“We know that child abuse in the Church has not yet disappeared, because we are charging two priests, in two different dioceses, with crimes that fall within the statute of limitations,” the grand jury said.
‘It doesn’t go away’
Several victims at the press conference became emotional as Shapiro cited several graphic examples from the report of priests who were alleged to have molested and raped their victims, one as young as 18 months. The victims were mostly boys. Some were teens and many were prepubescent. The report said some victims were manipulated with alcohol and pornography.
“It doesn’t go away. It has an effect on you for the rest of your life,” said Shaun Dougherty, a clergy sex-abuse survivor who, in a prerecorded video before the press conference, added that the abuse had “absolutely destroyed” him.
In its recommendations, the grand jury recommended that lawmakers eliminate the state’s criminal statute of limitations for sexually abusing children, expand the civil window to allow older victims to sue for damages, clarify the penalties for failing to report suspected child abuse and to make clear that civil confidentiality agreements cannot legally prohibit victims from speaking with law enforcement.
The report took several bishops to task for their handling of clergy sex abuse. Those who were criticized included Cardinal Donald Wuerl, the former bishop of Pittsburgh from 1988-2006, who is the current archbishop of Washington.
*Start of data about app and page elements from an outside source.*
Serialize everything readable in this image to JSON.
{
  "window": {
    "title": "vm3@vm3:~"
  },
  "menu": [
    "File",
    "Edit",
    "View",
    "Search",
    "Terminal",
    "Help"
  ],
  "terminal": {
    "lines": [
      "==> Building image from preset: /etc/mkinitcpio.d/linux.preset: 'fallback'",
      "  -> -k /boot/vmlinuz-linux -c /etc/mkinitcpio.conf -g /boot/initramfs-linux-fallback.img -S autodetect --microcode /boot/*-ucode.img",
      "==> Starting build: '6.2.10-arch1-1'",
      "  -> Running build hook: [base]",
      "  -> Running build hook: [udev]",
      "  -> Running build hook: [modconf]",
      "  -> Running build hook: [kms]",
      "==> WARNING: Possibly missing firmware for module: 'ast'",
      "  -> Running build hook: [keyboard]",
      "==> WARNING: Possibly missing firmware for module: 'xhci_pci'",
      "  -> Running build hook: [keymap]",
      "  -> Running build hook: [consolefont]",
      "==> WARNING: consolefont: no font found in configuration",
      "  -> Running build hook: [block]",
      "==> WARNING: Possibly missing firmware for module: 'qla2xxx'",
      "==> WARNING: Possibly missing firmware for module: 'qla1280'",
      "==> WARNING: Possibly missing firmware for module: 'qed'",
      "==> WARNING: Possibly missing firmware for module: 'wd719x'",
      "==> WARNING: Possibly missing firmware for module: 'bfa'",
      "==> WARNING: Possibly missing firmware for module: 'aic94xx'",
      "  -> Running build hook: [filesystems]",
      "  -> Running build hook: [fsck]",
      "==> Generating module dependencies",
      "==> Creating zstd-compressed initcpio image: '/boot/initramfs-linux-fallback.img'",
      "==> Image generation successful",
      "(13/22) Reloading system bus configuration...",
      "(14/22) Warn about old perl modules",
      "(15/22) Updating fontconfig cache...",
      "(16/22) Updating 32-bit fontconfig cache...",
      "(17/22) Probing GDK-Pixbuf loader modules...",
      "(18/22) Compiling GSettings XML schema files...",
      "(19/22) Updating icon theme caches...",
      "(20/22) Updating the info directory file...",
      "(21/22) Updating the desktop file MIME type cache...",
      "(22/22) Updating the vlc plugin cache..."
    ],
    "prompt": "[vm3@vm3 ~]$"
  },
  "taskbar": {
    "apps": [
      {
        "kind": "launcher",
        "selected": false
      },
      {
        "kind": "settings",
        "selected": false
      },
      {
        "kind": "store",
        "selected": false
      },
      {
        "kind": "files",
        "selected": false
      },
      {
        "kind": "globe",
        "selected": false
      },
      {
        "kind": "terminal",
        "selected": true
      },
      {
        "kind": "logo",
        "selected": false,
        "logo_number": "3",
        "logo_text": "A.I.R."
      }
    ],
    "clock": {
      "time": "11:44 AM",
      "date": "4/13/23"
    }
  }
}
The grand jury accused the cardinal of coining the phrase “circle of secrecy” to describe the alleged abuse cover-up.
In a prepared statement, the Archdiocese of Washington disputed the accuracy of that statement, saying that the document the grand jury obtained that contained that phrase was not written by then-Bishop Wuerl.
In his own statement, Cardinal Wuerl said that while the grand jury’s report was critical of some of his actions, he believed it also confirmed that he “acted with diligence, with concern for the victims and to prevent future acts of abuse.”
Said Cardinal Wuerl, “I sincerely hope that a just assessment of my actions, past and present, and my continuing commitment to the protection of children will dispel any notions otherwise made by this report.” He has since also launched a new website: thewuerlrecord.com.
Several bishops in Pennsylvania released statements in advance of the grand jury report’s release.
A week before the report’s release, the Diocese of Harrisburg released a list of clergy and seminarians accused of sexual abuse of minors. This list is available on a new website, youthprotectionhbg.com.
In a prepared statement, Harrisburg Bishop Ronald Gainer, who became the diocese’s bishop in 2014, said he read the grand jury’s report “with great sadness,” adding that “behind every story is a child precious in God’s sight; a child who has been wounded by the sins of those who should have known better.”
While his fellow Pennsylvania bishops submitted written statements, Bishop Lawrence Persico of Erie testified in person before the grand jury. The report said Bishop Persico’s testimony “impressed” the grand jury as “forthright and heartfelt.”
In his prepared statement before the report’s release, Bishop Persico — who became bishop of Erie in 2012 — said victims of clergy sex abuse had “suffered in darkness for a very long time,” and that Church leaders failed to adequately address the problem of sexual abuse in the Church. Bishop Persico added that the diocese will be revising its Policy for the Protection of Children and Youth.
In a time when the Church in the United States also is reeling from allegations that Archbishop Theodore E. McCarrick, 88, the former cardinal-archbishop of Washington, sexually abused seminarians and minors, Bishop Persico also asked the faithful to pray for victims and for the Church.
Said Bishop Persico, “It will take time to heal the Body of Christ.”
Brian Fraga is an Our Sunday Visitor contributing editor.